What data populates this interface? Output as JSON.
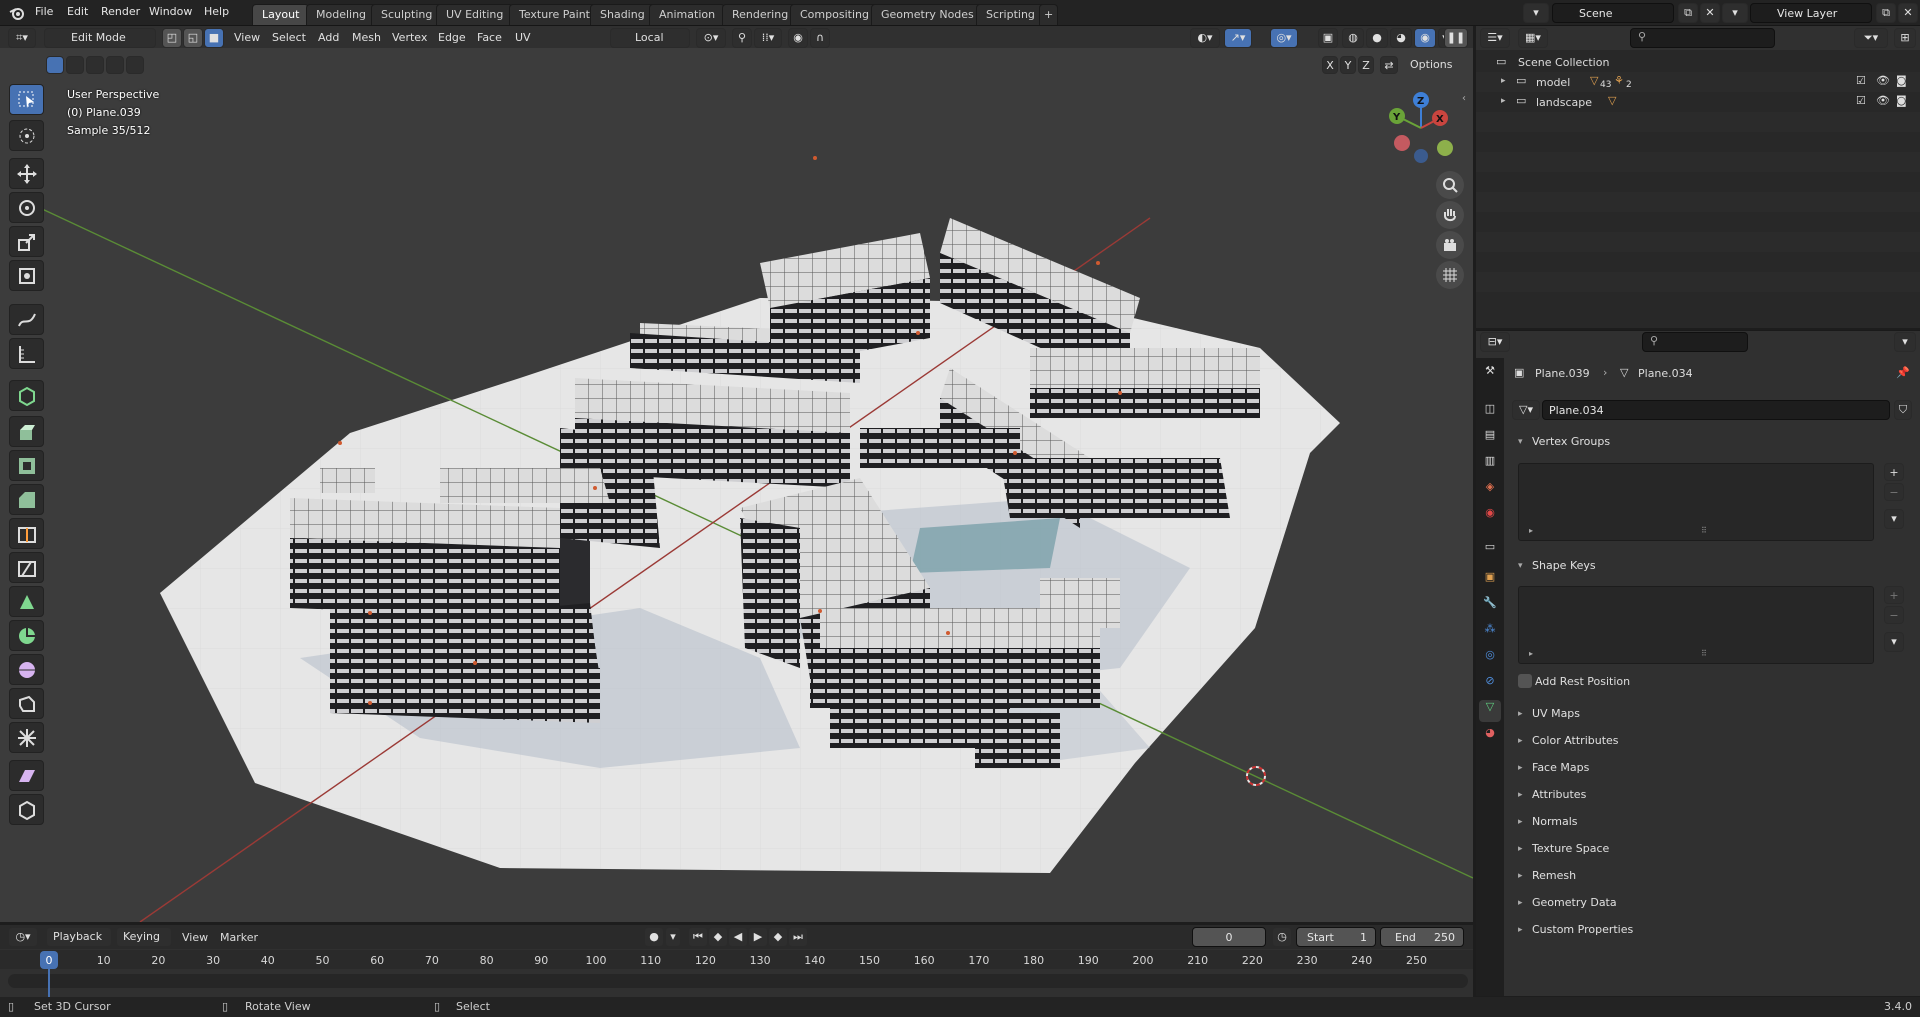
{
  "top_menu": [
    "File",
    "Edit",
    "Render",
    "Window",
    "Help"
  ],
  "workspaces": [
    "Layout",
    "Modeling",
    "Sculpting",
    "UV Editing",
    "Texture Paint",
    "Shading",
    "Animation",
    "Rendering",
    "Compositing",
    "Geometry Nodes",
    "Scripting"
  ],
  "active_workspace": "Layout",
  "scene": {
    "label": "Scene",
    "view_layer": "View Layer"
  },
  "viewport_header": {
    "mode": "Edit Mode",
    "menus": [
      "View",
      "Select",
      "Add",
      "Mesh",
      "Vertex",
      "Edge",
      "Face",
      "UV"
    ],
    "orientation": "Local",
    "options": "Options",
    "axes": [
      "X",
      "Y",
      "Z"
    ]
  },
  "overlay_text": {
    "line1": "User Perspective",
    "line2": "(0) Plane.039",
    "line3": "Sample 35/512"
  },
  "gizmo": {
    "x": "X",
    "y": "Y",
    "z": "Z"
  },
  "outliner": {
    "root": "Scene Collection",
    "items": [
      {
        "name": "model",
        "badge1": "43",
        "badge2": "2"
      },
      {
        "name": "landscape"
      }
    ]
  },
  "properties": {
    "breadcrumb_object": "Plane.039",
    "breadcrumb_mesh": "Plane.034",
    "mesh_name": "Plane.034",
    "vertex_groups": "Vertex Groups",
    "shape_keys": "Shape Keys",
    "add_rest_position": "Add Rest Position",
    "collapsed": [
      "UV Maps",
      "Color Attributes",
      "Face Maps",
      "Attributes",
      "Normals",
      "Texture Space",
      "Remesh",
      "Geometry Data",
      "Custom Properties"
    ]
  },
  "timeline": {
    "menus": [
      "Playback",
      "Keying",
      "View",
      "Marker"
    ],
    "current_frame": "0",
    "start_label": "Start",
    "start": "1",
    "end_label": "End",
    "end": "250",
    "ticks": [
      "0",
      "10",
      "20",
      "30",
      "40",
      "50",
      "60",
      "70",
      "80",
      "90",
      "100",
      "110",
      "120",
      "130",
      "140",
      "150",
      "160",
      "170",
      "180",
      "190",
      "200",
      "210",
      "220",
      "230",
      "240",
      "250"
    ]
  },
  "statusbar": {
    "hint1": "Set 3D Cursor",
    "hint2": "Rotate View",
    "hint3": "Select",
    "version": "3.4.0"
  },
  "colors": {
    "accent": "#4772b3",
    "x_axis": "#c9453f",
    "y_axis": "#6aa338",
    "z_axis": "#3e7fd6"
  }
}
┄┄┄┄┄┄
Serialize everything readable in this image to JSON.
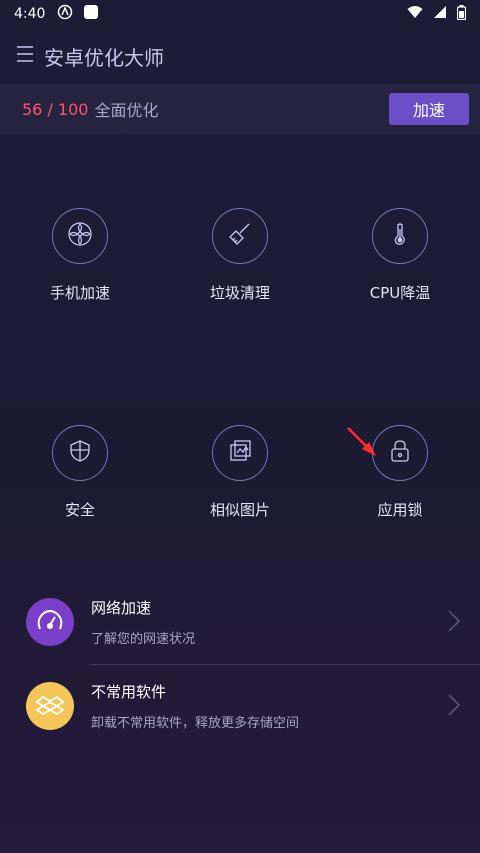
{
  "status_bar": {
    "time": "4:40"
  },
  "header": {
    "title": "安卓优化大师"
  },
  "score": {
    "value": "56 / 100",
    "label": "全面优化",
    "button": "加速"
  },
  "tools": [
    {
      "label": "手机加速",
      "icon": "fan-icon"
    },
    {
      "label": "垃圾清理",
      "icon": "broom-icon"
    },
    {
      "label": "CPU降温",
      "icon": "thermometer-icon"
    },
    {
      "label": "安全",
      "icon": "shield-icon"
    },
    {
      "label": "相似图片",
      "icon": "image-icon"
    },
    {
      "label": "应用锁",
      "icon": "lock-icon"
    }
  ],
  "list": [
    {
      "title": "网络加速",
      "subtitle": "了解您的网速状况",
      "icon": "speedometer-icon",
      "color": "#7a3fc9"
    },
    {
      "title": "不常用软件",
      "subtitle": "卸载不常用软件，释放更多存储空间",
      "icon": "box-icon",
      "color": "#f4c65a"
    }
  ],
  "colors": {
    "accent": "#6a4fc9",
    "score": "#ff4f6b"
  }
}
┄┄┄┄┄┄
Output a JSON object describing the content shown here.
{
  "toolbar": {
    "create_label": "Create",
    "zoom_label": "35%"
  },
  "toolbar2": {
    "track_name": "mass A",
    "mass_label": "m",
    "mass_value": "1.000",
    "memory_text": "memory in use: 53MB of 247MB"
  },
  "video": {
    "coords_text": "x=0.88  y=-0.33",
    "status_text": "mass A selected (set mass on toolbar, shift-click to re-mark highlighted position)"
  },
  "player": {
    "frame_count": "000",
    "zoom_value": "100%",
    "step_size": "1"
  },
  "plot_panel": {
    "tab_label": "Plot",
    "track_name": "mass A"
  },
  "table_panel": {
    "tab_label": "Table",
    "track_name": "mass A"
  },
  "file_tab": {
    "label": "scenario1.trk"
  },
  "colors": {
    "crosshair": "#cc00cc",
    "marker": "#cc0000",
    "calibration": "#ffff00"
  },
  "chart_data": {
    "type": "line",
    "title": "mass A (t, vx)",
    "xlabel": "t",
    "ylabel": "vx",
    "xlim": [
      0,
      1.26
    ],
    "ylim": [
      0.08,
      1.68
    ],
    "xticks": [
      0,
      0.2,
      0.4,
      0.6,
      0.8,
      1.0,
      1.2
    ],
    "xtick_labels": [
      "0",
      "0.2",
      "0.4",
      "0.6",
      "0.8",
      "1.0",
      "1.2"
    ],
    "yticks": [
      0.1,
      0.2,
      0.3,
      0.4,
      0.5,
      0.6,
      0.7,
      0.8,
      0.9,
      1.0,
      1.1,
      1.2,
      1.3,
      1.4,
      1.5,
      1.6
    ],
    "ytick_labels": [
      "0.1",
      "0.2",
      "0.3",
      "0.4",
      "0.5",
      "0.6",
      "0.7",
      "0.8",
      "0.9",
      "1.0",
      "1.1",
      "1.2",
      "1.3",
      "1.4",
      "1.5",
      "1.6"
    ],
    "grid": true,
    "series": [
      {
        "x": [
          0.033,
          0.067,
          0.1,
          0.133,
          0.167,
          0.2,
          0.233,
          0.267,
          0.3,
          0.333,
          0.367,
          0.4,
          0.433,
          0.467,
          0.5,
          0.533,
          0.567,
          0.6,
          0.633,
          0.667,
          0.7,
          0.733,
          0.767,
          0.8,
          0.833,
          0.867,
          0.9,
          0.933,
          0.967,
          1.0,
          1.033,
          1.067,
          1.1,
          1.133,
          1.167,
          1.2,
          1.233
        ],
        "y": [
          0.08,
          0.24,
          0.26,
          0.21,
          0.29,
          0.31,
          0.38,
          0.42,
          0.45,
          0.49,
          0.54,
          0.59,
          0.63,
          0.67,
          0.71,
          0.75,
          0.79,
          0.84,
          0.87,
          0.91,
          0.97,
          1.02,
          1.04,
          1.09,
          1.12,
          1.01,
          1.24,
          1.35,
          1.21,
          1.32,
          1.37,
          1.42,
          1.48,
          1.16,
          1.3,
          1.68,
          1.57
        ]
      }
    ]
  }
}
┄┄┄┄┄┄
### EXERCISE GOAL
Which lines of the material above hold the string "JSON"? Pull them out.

### ANSWER TO THE PROBLEM
What data populates this interface? Output as JSON.
Serialize everything readable in this image to JSON.
Output a JSON object describing the content shown here.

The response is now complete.